## Instructions to follow
Across the entries below, tally every line that holds the word "state". Give only the tally.

Dataset rows describing interfaces:
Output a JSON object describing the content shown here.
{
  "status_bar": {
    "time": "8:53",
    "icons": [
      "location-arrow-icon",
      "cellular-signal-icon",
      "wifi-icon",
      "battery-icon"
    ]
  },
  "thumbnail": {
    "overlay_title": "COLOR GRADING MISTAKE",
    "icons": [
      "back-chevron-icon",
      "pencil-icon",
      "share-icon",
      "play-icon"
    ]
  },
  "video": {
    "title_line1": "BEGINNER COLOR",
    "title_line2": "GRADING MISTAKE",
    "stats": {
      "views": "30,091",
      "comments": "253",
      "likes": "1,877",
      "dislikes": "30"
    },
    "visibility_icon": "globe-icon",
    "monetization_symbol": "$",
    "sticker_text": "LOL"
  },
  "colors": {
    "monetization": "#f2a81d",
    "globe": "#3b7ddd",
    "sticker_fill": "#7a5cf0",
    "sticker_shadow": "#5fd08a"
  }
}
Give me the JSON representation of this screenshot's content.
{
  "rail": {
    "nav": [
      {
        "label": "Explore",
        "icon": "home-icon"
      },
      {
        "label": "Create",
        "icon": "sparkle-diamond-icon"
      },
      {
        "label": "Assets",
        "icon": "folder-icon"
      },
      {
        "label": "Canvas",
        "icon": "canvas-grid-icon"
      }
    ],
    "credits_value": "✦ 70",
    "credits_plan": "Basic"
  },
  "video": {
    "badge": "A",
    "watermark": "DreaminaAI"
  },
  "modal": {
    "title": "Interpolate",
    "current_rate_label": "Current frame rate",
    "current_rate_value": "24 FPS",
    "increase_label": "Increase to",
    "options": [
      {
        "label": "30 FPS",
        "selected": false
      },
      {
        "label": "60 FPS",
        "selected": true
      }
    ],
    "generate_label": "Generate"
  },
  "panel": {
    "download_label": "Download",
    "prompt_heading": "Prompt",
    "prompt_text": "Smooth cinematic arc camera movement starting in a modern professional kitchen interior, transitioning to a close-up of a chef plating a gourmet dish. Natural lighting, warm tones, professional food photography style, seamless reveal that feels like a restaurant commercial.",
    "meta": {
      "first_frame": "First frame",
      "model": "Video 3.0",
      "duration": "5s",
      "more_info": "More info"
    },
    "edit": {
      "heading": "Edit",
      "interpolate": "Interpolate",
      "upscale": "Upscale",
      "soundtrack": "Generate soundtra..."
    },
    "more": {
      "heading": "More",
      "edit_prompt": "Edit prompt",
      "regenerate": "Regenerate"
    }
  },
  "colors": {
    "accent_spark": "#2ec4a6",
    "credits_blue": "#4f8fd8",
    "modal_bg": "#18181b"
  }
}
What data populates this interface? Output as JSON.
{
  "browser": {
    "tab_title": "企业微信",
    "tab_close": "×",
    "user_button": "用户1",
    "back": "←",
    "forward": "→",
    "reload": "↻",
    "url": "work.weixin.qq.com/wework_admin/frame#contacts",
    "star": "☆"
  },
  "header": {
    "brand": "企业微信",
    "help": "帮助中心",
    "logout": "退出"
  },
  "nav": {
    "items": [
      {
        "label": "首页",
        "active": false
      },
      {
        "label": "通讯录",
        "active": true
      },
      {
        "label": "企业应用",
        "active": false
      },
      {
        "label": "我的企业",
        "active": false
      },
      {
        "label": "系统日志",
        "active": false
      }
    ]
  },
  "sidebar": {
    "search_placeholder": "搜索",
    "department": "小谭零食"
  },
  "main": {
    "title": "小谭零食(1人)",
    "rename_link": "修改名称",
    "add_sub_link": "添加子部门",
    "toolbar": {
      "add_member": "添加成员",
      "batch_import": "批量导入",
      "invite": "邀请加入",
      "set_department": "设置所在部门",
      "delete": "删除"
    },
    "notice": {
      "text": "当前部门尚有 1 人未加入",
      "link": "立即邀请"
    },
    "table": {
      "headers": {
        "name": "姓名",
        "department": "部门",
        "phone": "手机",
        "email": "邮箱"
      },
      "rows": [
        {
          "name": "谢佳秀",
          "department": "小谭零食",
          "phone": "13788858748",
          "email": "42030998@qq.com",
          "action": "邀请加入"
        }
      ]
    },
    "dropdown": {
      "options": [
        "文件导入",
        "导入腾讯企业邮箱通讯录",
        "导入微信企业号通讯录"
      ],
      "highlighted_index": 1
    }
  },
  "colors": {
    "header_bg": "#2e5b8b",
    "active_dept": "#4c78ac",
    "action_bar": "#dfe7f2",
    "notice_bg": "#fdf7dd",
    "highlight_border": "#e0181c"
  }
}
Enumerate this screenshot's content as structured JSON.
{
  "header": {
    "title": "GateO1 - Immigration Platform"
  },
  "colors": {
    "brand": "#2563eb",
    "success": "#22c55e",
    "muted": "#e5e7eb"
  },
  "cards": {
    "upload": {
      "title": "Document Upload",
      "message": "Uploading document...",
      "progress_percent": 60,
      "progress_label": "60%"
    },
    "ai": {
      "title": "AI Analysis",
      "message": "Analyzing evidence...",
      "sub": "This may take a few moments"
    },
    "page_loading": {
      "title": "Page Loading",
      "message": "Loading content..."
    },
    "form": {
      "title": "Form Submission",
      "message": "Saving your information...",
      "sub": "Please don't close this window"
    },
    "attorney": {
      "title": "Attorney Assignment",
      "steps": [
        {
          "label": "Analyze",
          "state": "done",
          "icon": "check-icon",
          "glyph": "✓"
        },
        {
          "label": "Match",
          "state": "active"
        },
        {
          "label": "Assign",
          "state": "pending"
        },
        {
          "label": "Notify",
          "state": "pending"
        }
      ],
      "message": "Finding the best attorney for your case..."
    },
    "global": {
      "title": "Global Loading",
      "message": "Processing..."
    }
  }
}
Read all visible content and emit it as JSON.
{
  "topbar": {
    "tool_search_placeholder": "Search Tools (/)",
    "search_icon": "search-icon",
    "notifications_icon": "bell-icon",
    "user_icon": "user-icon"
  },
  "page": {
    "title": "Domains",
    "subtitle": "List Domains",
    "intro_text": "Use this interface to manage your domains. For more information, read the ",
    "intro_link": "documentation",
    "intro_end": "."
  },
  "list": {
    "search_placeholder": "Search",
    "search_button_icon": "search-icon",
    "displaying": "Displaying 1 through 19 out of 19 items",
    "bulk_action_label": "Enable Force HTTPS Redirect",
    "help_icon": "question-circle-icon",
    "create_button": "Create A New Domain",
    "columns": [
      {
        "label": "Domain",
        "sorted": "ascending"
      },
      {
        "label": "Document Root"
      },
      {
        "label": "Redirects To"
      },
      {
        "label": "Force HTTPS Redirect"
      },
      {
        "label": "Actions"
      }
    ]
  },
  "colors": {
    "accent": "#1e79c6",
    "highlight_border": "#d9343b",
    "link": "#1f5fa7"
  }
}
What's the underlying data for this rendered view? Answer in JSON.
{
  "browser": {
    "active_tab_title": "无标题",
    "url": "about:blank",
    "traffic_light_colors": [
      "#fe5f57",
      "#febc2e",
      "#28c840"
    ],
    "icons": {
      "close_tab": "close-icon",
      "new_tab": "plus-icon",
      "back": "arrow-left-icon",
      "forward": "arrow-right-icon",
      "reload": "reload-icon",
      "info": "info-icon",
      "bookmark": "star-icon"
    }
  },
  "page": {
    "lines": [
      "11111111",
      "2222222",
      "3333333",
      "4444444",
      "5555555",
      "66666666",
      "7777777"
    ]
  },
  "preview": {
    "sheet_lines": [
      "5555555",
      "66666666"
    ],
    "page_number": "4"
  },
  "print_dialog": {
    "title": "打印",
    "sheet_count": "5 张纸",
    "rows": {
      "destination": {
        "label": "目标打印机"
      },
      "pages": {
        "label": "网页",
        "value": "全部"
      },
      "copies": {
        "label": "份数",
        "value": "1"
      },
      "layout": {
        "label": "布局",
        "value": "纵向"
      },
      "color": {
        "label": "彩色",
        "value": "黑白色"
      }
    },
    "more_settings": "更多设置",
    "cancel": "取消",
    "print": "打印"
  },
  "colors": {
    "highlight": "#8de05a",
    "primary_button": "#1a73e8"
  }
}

## Result
4